The museum is the result of a love of art. All pieces are bought by Marie-Louise and Gunnar Didrichsen together. It was important to them that they both liked the artworks.
The collection consists of Finnish art from the 20th century among others Edelfelt, Cawén, Schjerfbeck, Särestöniemi, Linnovaara, Hiltunen and Pullinen. In the modern international art collection there are works by: Picasso, Kandinsky, Miró, Léger, Moore, Giacometti and Arp.
The museum also holds Finland’s only Pre-Columbian art collection and a collection of Oriental art. With Pre-Columbian art we understand complex and highly developed American Indian cultures in Mesoamerica and the Andean area of South America from 2000 B.C. to the 14th century A.D.
The following Mesoamerican cultures are represented in the collection: Olmec, Teotihuacan, Zapotec, Mixtec, Huastec, Maya, Aztec and cultures of Western Mexico and Central Veracruz. From the Andean area: e.g. Chavin, Paracas, Nasca, Moche and Inca.
The oriental art collection is dominated by Chinese art from the Shang-dynasty (abt 1500-1028) B.C. to the Ming-dynasty (1368-1644). The collection also includes art from the Far and Near East.
Villa Didrichsen was designed by architect Viljo Revell (1910-1965) in 1958-59. Six year later the art collection was placed in a new annex connected to the villa. In the cosy museum art and architecture meet with the surrounding nature. The garden is not filled with sweet flowers but instead with sculptures such as Henry Moore’s Reclining Figure on Pedestal (1960), Atom Piece (1964) and Eila Hiltunen’s Crescendo with the dedication words: “In Memoriam Marie-Louise Didrichsen”.

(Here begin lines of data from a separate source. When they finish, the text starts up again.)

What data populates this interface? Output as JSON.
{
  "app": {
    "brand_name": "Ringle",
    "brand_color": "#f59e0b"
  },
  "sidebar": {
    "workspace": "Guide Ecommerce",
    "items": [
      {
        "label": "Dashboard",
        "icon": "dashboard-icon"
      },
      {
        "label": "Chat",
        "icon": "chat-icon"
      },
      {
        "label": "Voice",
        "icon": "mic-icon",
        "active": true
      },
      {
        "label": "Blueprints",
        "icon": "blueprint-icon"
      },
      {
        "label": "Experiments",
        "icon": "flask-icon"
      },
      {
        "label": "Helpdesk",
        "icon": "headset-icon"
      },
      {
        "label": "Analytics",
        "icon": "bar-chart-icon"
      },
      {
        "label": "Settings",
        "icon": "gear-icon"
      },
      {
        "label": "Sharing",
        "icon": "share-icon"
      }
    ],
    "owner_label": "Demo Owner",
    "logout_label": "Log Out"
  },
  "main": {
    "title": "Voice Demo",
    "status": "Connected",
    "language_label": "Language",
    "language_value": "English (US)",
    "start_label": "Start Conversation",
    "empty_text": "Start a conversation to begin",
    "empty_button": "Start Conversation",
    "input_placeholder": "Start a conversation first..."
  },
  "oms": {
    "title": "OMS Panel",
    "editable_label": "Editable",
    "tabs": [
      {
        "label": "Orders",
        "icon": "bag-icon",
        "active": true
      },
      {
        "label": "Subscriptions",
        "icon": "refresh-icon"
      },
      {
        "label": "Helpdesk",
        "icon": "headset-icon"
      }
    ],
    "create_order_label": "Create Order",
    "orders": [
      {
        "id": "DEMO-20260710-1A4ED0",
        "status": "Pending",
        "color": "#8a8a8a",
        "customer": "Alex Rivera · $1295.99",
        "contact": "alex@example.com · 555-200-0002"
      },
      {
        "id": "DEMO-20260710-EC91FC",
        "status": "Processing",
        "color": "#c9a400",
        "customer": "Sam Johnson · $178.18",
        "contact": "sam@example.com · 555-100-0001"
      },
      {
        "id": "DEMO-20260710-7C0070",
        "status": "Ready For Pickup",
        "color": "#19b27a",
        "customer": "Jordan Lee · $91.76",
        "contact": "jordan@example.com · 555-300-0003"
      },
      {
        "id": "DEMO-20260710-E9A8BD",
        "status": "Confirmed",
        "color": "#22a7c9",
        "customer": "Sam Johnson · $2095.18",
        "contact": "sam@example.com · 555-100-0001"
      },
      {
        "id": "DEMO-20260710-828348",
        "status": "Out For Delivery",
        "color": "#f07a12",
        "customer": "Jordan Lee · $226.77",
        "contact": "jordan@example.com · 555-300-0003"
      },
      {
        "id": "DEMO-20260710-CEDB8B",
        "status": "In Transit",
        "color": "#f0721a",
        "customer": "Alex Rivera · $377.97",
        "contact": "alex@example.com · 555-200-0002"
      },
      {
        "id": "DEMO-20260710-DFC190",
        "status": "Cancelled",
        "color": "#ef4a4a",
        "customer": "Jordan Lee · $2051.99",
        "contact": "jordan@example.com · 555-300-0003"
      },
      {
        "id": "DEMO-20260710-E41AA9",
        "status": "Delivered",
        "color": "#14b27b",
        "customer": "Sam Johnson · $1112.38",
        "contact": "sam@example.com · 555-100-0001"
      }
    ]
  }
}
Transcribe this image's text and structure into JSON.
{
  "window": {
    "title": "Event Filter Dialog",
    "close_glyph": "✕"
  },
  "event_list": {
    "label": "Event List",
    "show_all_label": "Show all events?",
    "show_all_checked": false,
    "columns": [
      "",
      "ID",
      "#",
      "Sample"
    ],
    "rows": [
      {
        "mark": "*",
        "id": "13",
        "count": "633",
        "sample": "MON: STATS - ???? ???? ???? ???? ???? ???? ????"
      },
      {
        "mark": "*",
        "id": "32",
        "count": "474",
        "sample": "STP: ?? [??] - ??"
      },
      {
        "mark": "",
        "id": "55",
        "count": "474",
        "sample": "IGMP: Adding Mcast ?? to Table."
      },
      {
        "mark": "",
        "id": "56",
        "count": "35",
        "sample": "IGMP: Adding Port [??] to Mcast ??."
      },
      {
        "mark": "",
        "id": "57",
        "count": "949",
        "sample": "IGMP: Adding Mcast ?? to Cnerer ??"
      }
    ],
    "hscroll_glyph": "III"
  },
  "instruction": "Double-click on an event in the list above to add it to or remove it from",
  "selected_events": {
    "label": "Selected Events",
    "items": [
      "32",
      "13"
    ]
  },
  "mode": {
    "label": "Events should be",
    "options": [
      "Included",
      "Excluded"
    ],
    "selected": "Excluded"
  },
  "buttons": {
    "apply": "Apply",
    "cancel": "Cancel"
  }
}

When Viljo Revell worked as Alvar Aalto’s assistant he accepted a modest and humanistic modernism. From his early romantic styled architecture he soon emerged towards rationalism. Developing an even stricter rationalism in the 50’s he soon followed his master Le Corbusier‘s example.
Just at that time there was a new concrete wave in England called brutalism. The concrete was not smoothened or covered-up but instead it was left bare so that the tracks of the mots could be seen. This style is characterized by horisontalism. All overdimensioned and heavy forms step forward when again the supplements are left behind the frontier.